The Centre also claimed that WhatsApp’s current notifications to existing and new users are in violation of the “very grain of prima facie opinion of the Competition Commission of India’s order” of March 24.
The government has demanded that the new policy be scrapped completely.
WhatsApp filed a lawsuit in Delhi high court on May 26 alleging that the requirement for them to adopt features like traceability for identifying message originators violated their right to privacy under Indian law and the company’s end-to-end encryption policy.
WhatsApp claimed that the traceability provision was “unconstitutional and in violation of people’s fundamental right to privacy,” citing the 2017 Justice K S Puttaswamy vs Union of India judgement.
WhatsApp responded to the case by calling it an “act of defiance” and a “unfortunate attempt to delay the implementation of the guidelines.”
It also stated that the government will only seek information in cases of serious crimes or in the interest of national security, and that WhatsApp’s usual operation will not be affected.
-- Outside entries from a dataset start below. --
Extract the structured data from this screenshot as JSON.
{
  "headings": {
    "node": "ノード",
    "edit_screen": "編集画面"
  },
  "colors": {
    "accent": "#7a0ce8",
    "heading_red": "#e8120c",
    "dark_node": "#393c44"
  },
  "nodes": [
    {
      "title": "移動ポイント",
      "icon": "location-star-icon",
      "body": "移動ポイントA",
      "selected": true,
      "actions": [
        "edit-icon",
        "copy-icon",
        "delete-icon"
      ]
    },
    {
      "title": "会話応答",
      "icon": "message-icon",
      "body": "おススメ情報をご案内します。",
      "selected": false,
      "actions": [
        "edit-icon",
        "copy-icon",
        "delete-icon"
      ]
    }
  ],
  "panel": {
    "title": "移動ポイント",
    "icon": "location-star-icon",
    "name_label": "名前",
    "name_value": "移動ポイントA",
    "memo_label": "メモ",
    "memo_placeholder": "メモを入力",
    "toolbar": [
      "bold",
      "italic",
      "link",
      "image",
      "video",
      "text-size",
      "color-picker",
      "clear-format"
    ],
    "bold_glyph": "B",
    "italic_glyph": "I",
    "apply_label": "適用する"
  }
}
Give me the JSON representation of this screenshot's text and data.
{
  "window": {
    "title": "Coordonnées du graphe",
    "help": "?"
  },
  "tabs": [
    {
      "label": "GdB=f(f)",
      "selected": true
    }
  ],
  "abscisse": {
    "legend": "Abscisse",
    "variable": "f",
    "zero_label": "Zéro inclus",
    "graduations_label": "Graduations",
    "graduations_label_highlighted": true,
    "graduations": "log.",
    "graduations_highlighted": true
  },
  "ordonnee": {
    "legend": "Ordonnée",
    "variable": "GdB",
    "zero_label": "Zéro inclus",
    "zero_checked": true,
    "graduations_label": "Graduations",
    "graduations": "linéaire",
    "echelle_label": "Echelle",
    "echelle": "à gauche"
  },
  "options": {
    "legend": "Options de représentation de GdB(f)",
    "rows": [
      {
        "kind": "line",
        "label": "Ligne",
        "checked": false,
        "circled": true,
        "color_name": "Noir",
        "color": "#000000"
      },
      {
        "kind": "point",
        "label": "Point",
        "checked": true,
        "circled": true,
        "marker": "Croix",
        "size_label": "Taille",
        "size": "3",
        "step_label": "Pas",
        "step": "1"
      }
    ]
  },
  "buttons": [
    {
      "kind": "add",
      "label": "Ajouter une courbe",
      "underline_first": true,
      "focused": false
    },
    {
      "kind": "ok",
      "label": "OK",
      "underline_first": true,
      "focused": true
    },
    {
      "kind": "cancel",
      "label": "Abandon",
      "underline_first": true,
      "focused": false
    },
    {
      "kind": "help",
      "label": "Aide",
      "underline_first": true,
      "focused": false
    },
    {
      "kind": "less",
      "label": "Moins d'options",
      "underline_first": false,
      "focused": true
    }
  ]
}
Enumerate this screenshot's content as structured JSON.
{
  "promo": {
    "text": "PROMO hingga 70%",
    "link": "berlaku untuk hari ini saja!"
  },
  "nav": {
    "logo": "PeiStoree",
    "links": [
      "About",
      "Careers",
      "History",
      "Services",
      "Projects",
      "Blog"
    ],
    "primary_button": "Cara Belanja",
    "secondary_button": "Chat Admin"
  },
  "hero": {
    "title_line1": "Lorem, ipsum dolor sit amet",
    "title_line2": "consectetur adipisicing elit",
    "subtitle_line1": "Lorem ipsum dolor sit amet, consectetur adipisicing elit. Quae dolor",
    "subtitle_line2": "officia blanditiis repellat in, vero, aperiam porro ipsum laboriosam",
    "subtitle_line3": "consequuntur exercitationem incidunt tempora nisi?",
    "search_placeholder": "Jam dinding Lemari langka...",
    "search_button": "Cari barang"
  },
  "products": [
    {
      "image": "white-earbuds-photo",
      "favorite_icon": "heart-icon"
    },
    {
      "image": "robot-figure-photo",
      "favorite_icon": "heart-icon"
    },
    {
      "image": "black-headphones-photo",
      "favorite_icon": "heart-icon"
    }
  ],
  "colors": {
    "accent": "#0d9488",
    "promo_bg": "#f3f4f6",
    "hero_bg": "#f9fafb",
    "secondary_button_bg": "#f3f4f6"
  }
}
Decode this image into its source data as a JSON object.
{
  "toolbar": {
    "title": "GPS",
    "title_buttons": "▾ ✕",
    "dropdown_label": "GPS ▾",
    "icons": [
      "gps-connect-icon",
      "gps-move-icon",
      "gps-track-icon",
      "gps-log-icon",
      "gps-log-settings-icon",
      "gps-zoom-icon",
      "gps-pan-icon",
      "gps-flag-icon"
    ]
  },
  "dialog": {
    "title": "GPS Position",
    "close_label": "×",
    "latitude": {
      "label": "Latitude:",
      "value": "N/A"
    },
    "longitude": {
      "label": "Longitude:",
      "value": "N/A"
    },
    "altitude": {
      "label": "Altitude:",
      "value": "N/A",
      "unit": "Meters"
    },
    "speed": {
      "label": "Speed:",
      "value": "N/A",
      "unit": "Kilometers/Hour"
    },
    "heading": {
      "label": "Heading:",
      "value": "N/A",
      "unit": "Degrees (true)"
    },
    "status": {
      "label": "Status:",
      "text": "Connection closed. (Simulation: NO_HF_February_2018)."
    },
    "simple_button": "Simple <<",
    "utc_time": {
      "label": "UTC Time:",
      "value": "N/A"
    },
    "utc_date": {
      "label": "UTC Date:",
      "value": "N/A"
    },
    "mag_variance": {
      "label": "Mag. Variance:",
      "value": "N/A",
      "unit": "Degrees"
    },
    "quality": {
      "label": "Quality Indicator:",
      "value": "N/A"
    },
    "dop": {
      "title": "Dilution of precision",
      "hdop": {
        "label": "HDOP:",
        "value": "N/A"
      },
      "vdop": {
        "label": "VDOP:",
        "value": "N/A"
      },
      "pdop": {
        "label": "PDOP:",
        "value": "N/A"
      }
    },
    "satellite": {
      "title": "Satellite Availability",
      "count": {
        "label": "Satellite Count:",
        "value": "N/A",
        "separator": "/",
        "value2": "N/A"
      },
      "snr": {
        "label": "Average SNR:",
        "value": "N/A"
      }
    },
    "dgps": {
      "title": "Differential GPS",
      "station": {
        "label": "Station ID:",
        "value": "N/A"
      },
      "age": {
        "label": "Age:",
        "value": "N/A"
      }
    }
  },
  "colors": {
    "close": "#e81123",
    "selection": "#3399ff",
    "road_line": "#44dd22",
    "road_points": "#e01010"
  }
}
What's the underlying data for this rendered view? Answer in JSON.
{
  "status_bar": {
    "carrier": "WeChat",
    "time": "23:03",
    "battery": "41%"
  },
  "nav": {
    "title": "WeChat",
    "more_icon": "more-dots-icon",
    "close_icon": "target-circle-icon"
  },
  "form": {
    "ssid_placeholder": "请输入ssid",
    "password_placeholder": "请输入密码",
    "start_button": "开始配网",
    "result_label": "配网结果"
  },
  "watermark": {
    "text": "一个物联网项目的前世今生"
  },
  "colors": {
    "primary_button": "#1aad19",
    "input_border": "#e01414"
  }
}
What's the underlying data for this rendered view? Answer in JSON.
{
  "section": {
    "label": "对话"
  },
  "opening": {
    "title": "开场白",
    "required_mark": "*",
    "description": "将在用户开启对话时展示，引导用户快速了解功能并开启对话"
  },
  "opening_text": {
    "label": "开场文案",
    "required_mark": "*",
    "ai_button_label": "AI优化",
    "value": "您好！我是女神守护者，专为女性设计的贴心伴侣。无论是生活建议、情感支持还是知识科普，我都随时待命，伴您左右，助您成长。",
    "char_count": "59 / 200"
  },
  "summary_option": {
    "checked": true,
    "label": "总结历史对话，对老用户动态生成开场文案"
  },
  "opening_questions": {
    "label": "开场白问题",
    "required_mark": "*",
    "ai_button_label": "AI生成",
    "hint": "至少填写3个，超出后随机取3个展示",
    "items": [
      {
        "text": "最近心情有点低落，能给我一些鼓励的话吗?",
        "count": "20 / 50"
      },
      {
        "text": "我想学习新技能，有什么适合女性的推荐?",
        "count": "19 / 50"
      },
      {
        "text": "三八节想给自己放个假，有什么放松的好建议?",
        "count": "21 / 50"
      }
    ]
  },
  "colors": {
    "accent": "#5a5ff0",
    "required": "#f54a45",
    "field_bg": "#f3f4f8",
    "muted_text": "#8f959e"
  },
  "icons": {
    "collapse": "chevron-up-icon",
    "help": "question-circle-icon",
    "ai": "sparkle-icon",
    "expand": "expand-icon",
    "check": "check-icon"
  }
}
None of India’s planned measures would have any effect on WhatsApp’s normal operation, and there would be no impact on ordinary users, according to the government.